* _Aim of the task_
Return every line of the data below, exactly.

* _The data_
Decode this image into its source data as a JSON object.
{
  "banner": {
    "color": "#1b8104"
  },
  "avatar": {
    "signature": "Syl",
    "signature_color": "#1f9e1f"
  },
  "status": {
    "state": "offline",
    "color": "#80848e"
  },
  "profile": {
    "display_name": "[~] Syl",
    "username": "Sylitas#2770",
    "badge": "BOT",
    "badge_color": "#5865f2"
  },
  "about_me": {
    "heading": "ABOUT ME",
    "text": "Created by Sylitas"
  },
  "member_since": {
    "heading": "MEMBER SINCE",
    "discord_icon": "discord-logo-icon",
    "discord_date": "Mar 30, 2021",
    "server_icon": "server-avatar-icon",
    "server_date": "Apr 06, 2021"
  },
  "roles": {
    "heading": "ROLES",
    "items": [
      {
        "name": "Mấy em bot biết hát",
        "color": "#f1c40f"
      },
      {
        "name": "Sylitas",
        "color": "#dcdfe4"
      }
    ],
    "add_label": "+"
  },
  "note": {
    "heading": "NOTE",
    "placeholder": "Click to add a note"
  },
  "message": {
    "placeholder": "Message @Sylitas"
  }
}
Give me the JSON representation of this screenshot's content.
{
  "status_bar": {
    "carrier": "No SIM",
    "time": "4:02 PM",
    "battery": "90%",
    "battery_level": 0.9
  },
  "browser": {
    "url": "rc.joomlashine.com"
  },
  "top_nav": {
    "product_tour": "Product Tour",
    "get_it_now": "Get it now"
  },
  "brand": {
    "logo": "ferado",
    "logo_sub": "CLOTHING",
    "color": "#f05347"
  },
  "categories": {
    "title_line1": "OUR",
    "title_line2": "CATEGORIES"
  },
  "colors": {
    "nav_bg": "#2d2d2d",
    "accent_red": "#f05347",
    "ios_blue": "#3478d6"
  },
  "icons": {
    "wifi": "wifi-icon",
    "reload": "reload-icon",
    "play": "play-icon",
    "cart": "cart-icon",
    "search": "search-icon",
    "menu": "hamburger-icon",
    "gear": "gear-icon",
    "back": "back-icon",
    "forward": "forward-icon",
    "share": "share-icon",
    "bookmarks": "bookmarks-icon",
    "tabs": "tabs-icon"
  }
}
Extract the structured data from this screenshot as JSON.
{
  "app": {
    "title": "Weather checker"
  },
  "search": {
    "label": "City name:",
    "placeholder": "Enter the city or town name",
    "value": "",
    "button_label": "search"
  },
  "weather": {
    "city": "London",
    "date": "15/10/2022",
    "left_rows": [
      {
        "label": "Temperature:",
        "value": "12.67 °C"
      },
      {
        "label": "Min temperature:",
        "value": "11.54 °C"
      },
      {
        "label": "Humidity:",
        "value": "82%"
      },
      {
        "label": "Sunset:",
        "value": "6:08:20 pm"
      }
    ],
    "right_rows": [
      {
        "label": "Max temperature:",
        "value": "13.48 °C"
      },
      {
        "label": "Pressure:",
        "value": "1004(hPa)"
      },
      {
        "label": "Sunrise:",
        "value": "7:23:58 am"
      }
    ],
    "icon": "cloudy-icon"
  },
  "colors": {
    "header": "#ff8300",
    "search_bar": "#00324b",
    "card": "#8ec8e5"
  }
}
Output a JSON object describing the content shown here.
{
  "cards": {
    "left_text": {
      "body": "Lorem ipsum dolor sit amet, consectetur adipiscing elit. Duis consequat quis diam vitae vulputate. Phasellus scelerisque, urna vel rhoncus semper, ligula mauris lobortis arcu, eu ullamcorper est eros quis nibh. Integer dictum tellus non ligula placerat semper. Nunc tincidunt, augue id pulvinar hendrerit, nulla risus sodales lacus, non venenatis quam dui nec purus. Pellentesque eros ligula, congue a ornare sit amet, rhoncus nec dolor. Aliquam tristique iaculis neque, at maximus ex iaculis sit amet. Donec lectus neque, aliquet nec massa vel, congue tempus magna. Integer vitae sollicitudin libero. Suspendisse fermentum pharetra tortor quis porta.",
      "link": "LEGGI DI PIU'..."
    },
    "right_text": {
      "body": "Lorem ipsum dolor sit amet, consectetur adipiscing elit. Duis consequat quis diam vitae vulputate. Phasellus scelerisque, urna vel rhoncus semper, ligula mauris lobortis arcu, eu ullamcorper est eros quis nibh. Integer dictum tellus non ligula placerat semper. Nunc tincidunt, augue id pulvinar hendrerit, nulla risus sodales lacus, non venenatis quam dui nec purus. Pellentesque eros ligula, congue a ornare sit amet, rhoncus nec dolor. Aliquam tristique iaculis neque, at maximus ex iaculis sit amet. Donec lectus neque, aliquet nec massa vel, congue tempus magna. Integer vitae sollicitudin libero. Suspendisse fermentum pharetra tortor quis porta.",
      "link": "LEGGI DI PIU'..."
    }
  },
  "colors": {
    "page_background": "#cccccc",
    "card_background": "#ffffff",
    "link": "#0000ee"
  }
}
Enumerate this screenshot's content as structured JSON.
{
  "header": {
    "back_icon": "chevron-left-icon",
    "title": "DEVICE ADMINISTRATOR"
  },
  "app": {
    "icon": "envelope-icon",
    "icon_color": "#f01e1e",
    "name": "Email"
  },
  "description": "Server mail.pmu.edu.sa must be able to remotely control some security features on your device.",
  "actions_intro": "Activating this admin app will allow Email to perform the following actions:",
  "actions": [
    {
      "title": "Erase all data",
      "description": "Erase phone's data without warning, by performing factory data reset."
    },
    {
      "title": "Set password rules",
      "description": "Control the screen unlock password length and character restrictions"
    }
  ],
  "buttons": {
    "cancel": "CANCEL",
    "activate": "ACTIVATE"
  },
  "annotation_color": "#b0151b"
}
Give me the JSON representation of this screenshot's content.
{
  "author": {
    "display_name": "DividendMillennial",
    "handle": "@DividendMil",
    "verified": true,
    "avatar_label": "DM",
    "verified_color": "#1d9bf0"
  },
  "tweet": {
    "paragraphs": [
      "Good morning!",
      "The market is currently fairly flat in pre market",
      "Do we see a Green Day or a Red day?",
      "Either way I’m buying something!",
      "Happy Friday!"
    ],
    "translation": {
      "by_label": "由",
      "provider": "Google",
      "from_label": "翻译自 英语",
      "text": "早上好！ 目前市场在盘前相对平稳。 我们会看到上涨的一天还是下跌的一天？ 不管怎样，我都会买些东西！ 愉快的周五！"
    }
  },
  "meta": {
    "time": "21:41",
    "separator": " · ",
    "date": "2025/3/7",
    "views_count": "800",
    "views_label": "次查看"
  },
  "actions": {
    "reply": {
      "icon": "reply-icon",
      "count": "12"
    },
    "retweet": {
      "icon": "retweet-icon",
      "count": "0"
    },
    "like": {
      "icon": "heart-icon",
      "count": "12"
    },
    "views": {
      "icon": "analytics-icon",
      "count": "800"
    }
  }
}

* _Output of the exercise_
Decode this image into its source data as a JSON object.
{
  "banner": {
    "color": "#1b8104"
  },
  "avatar": {
    "signature": "Syl",
    "signature_color": "#1f9e1f"
  },
  "status": {
    "state": "offline",
    "color": "#80848e"
  },
  "profile": {
    "display_name": "[~] Syl",
    "username": "Sylitas#2770",
    "badge": "BOT",
    "badge_color": "#5865f2"
  },
  "about_me": {
    "heading": "ABOUT ME",
    "text": "Created by Sylitas"
  },
  "member_since": {
    "heading": "MEMBER SINCE",
    "discord_icon": "discord-logo-icon",
    "discord_date": "Mar 30, 2021",
    "server_icon": "server-avatar-icon",
    "server_date": "Apr 06, 2021"
  },
  "roles": {
    "heading": "ROLES",
    "items": [
      {
        "name": "Mấy em bot biết hát",
        "color": "#f1c40f"
      },
      {
        "name": "Sylitas",
        "color": "#dcdfe4"
      }
    ],
    "add_label": "+"
  },
  "note": {
    "heading": "NOTE",
    "placeholder": "Click to add a note"
  },
  "message": {
    "placeholder": "Message @Sylitas"
  }
}
Give me the JSON representation of this screenshot's content.
{
  "status_bar": {
    "carrier": "No SIM",
    "time": "4:02 PM",
    "battery": "90%",
    "battery_level": 0.9
  },
  "browser": {
    "url": "rc.joomlashine.com"
  },
  "top_nav": {
    "product_tour": "Product Tour",
    "get_it_now": "Get it now"
  },
  "brand": {
    "logo": "ferado",
    "logo_sub": "CLOTHING",
    "color": "#f05347"
  },
  "categories": {
    "title_line1": "OUR",
    "title_line2": "CATEGORIES"
  },
  "colors": {
    "nav_bg": "#2d2d2d",
    "accent_red": "#f05347",
    "ios_blue": "#3478d6"
  },
  "icons": {
    "wifi": "wifi-icon",
    "reload": "reload-icon",
    "play": "play-icon",
    "cart": "cart-icon",
    "search": "search-icon",
    "menu": "hamburger-icon",
    "gear": "gear-icon",
    "back": "back-icon",
    "forward": "forward-icon",
    "share": "share-icon",
    "bookmarks": "bookmarks-icon",
    "tabs": "tabs-icon"
  }
}
Extract the structured data from this screenshot as JSON.
{
  "app": {
    "title": "Weather checker"
  },
  "search": {
    "label": "City name:",
    "placeholder": "Enter the city or town name",
    "value": "",
    "button_label": "search"
  },
  "weather": {
    "city": "London",
    "date": "15/10/2022",
    "left_rows": [
      {
        "label": "Temperature:",
        "value": "12.67 °C"
      },
      {
        "label": "Min temperature:",
        "value": "11.54 °C"
      },
      {
        "label": "Humidity:",
        "value": "82%"
      },
      {
        "label": "Sunset:",
        "value": "6:08:20 pm"
      }
    ],
    "right_rows": [
      {
        "label": "Max temperature:",
        "value": "13.48 °C"
      },
      {
        "label": "Pressure:",
        "value": "1004(hPa)"
      },
      {
        "label": "Sunrise:",
        "value": "7:23:58 am"
      }
    ],
    "icon": "cloudy-icon"
  },
  "colors": {
    "header": "#ff8300",
    "search_bar": "#00324b",
    "card": "#8ec8e5"
  }
}
Output a JSON object describing the content shown here.
{
  "cards": {
    "left_text": {
      "body": "Lorem ipsum dolor sit amet, consectetur adipiscing elit. Duis consequat quis diam vitae vulputate. Phasellus scelerisque, urna vel rhoncus semper, ligula mauris lobortis arcu, eu ullamcorper est eros quis nibh. Integer dictum tellus non ligula placerat semper. Nunc tincidunt, augue id pulvinar hendrerit, nulla risus sodales lacus, non venenatis quam dui nec purus. Pellentesque eros ligula, congue a ornare sit amet, rhoncus nec dolor. Aliquam tristique iaculis neque, at maximus ex iaculis sit amet. Donec lectus neque, aliquet nec massa vel, congue tempus magna. Integer vitae sollicitudin libero. Suspendisse fermentum pharetra tortor quis porta.",
      "link": "LEGGI DI PIU'..."
    },
    "right_text": {
      "body": "Lorem ipsum dolor sit amet, consectetur adipiscing elit. Duis consequat quis diam vitae vulputate. Phasellus scelerisque, urna vel rhoncus semper, ligula mauris lobortis arcu, eu ullamcorper est eros quis nibh. Integer dictum tellus non ligula placerat semper. Nunc tincidunt, augue id pulvinar hendrerit, nulla risus sodales lacus, non venenatis quam dui nec purus. Pellentesque eros ligula, congue a ornare sit amet, rhoncus nec dolor. Aliquam tristique iaculis neque, at maximus ex iaculis sit amet. Donec lectus neque, aliquet nec massa vel, congue tempus magna. Integer vitae sollicitudin libero. Suspendisse fermentum pharetra tortor quis porta.",
      "link": "LEGGI DI PIU'..."
    }
  },
  "colors": {
    "page_background": "#cccccc",
    "card_background": "#ffffff",
    "link": "#0000ee"
  }
}
Enumerate this screenshot's content as structured JSON.
{
  "header": {
    "back_icon": "chevron-left-icon",
    "title": "DEVICE ADMINISTRATOR"
  },
  "app": {
    "icon": "envelope-icon",
    "icon_color": "#f01e1e",
    "name": "Email"
  },
  "description": "Server mail.pmu.edu.sa must be able to remotely control some security features on your device.",
  "actions_intro": "Activating this admin app will allow Email to perform the following actions:",
  "actions": [
    {
      "title": "Erase all data",
      "description": "Erase phone's data without warning, by performing factory data reset."
    },
    {
      "title": "Set password rules",
      "description": "Control the screen unlock password length and character restrictions"
    }
  ],
  "buttons": {
    "cancel": "CANCEL",
    "activate": "ACTIVATE"
  },
  "annotation_color": "#b0151b"
}
Give me the JSON representation of this screenshot's content.
{
  "author": {
    "display_name": "DividendMillennial",
    "handle": "@DividendMil",
    "verified": true,
    "avatar_label": "DM",
    "verified_color": "#1d9bf0"
  },
  "tweet": {
    "paragraphs": [
      "Good morning!",
      "The market is currently fairly flat in pre market",
      "Do we see a Green Day or a Red day?",
      "Either way I’m buying something!",
      "Happy Friday!"
    ],
    "translation": {
      "by_label": "由",
      "provider": "Google",
      "from_label": "翻译自 英语",
      "text": "早上好！ 目前市场在盘前相对平稳。 我们会看到上涨的一天还是下跌的一天？ 不管怎样，我都会买些东西！ 愉快的周五！"
    }
  },
  "meta": {
    "time": "21:41",
    "separator": " · ",
    "date": "2025/3/7",
    "views_count": "800",
    "views_label": "次查看"
  },
  "actions": {
    "reply": {
      "icon": "reply-icon",
      "count": "12"
    },
    "retweet": {
      "icon": "retweet-icon",
      "count": "0"
    },
    "like": {
      "icon": "heart-icon",
      "count": "12"
    },
    "views": {
      "icon": "analytics-icon",
      "count": "800"
    }
  }
}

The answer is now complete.